Free to Reject (spoken word poem)

By David Sretenovic — November, 2016

You are free to reject this; That’s what makes it the gospel; I won’t use coercion, pure and simple; There can be no threat, if agape is in use; and risk can’t exist if omniscience and love fuse; To me the gospel’s simple: it’s unconditional love; selfless and pure, guaranteed from Above; And here’s the kicker: there’s no catch to it; You can give Christ the finger; And tell God to shove it; You’re free to curse Him; You’re free to hate; go ahead and murder Him; I’ve done worse to date; And you’re free to oppose me; You’re free to prove me wrong; if enemies abuse me, gospel love echoes-on; Attack the church; join a cult; change your gender; what’s the result?; Nothing changes from God’s POV; The gospel embraces every single body; Because God sees it coming; And technically you can’t bother; The king on his throne; Who’s got your back like a brother//

For me the Good News is that heaven is for all; Otherwise, it can’t be heaven at all; That’s the beauty of the Christian game; We all came from love and our destination is the same; If God is truly able to do as He desires; Couldn’t he choose to quench Hell’s fires?; Sure I’m not God, I can’t see beyond the grave; but I’m just not inspired unless all are saved//

Think for a moment what has captured the human mind; the most divine images your heart can find; The purity of a child; The nurture of a mother; a wild west sunset; The climax of a lover; Reading that love letter; tasting a vintage wine; memories from that picture; a symphony sublime; The love of a dog; or a campfire moment; finding a galaxy; oooh that perfume scent; Perfect geometry; sculptures of Rodin; surfing Oahu’s wave; holding her hand; Your head on his shoulder; dancing slow; That desert rose; the orchid in the snow; These are all a taste of a heaven guarantee; our souls are meant for a garden of ecstasy; This is the hope I have to share; the gospel of Christ takes us all there; And you’re free to reject it; That’s what makes it the gospel; who needs coercion?
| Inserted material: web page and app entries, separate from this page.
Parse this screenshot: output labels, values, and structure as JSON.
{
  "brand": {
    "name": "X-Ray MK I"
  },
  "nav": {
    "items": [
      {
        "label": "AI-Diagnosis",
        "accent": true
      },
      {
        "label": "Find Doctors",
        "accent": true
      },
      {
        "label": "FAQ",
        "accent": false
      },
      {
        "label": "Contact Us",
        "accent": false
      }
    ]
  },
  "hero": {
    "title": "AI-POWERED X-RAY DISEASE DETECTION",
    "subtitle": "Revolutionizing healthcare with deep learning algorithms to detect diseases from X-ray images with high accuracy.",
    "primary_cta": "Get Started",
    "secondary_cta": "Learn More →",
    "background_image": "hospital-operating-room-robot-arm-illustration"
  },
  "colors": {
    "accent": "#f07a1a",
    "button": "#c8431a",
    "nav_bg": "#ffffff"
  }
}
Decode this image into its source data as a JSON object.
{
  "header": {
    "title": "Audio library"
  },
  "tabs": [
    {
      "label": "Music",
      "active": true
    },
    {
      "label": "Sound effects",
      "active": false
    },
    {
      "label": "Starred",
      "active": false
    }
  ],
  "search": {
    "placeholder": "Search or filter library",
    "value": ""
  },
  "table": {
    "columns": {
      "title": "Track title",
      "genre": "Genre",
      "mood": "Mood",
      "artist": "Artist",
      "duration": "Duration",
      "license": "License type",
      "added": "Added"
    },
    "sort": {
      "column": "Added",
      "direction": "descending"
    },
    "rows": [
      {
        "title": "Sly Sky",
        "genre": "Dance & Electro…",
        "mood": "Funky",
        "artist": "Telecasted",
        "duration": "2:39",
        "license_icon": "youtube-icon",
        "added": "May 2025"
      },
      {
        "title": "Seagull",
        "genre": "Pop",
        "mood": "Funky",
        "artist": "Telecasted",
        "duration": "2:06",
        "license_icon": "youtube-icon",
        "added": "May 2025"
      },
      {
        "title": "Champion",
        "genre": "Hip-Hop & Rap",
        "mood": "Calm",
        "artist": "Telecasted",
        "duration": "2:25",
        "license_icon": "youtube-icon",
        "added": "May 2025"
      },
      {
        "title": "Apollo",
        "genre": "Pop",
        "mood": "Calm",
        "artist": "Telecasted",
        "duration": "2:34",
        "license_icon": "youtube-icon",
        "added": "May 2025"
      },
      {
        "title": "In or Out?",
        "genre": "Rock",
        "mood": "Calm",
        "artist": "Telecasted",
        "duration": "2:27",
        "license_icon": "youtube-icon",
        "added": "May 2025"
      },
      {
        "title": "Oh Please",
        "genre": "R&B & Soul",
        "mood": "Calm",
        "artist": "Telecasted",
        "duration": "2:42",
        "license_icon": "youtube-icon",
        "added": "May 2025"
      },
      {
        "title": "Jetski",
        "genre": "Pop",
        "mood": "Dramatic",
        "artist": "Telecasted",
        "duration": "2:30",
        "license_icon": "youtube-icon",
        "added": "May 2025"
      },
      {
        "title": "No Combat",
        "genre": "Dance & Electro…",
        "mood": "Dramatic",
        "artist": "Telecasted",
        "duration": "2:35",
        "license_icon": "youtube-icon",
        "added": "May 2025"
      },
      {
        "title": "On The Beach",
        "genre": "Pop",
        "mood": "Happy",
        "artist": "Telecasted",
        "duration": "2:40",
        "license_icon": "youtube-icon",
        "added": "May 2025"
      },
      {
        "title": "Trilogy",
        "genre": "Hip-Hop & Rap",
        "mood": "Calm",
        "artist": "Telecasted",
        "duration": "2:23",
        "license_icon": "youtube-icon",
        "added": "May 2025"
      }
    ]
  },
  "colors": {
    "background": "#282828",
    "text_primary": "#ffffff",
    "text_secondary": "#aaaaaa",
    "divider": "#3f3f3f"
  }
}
Not Christ in the Bible; The truth is that love is everywhere and nothing is at stake for a perfect God of care

Expletive Dirty Gospel (a poem by David Sretenovic)

“Expletive Dirty Gospel” — a poem expressing David Sretenovic’s take on good and evil. [Video and lyrics only].

The gospel is the best thing I know, full stop. It inspires art because art has that divine quality which allows us to convey the spiritual realities we experience via faith. Here’s a poem which explains my way of making sense of this crazy world, and the optimism which Christ has birthed in me. It’s called Expletive Dirty Gospel [Video link and lyrics below].

Peace

David Sretenovic

Expletive Dirty Gospel (a poem)

I could use an expletive to portray my emotion; And you can bet your ass I will on the right occasion; It’s really not my style but I do sense the freedom; in my cut-loose religion of personal validation; Not the type of faith that is sans the supernatural; just a set of righteous rules, plus a heavy hymnal; Of course that’s cool if you worship that way; But let me shine a little light on how my gospel brothers pray; Our father who art in heaven, hallowed be thy name; And now we art on earth because artistry is your game

I’ve discovered the craft of prayer; no longer asking “Which craft?”; since sailing to safety on my prayer-life raft; It’s the crafting of stillness; where you become the clay; which cannot tell the potter how to mold it today; It’s the craft of learning who and what we are; those two raw elements, earth and water; No wonder I sometimes get bogged in the miry clay; I’m formed from mud and will return one day; It’s a murky mess which mirrors my soul; a soily personality part good part evil

When God shaped man from the dust of the earth; he was the very first potter at work; And this divine artist truly knew his trade; a creature capable of care and corruption he made; Good and evil, water and sand; why oh why – I didn’t understand; Until I stopped, and took his hand; And he opened my eyes to what he had planned; “Dust and water,” He said, “You are”; “so both good and evil you will discover, But only one will win in the end; no angel or man can stop what I intend; All will be as I planned it would; Otherwise I lied when I said ‘It is good.’”

—By David Sretenovic, November 2016